I, too, have no idea about the rescue operations that have been undertaken for me, the many times I’ve been saved from physical danger by guardian angels and supernatural help. Like the many times I suddenly stopped breathing as a baby and my desperate parents ran through the streets of Boston to get me to a hospital. Or the time I had pneumonia when I was eight and something shifted in my lungs and I couldn’t get any air in at all, my mother throwing me over a humidifier and pounding on my back to no avail, the ambulance ride that followed. But more dangerous by far were the many circumstances and actions that necessitated the rescue of my spirit from darkness.
Someday I’ll know of all the work and sacrifice that’s been done to drag my trapped soul out of darkness and into the light. Someday I’ll appreciate the reality that I could never have done any of it on my own, and the supernatural aid that’s been given to teach me to train my mind, be courageous, and swim to light and safety. Someday I’ll thank a lot of people face to face.
Until then, I get messages and I get help. People share their oxygen with me, and their peace, and their goodness. I suit up to bring what I have to others and I endeavor to bring people into the light, but I’m no hero. Like Leo McGarry said in maybe my favorite episode of The West Wing, when you’re in trouble, the thing you most need is a friend, someone who knows the way out. I’ve had friends who’ve done this for me, and I try hard to be a friend who helps others. One thing’s for sure, we can’t do it alone.

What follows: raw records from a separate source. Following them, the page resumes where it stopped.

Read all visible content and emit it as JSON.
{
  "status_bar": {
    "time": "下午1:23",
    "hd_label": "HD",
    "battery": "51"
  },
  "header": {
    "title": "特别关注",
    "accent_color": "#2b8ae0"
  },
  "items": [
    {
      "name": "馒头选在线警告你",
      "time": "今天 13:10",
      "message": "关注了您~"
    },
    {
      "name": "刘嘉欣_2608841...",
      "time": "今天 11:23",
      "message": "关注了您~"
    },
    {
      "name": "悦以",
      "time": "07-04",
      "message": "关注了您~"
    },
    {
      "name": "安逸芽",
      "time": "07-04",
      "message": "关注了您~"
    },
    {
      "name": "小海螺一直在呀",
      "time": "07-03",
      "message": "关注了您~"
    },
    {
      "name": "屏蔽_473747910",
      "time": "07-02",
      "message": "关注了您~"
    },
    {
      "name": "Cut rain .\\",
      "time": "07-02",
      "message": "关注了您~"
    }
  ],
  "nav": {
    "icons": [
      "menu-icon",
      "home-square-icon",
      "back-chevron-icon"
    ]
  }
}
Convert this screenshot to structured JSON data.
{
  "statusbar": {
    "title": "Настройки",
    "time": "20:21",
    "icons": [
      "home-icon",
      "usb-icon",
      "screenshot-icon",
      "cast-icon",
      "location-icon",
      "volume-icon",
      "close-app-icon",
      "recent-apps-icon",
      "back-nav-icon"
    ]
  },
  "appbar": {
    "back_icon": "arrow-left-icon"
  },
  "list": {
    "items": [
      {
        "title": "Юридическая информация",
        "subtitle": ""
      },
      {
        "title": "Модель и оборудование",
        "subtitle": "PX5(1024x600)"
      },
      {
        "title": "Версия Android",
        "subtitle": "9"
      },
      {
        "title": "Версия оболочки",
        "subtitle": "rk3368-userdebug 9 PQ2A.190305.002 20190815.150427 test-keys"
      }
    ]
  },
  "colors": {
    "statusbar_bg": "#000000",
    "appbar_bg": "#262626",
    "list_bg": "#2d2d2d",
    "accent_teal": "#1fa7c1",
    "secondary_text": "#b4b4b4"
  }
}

Please pray today for the eight boys who are healing, the four boys and their coach who await rescue, the rescuers and their families. God, have mercy on them, keep them safe, and help us see in their story the people you are calling us to be. In Jesus’ name, Amen.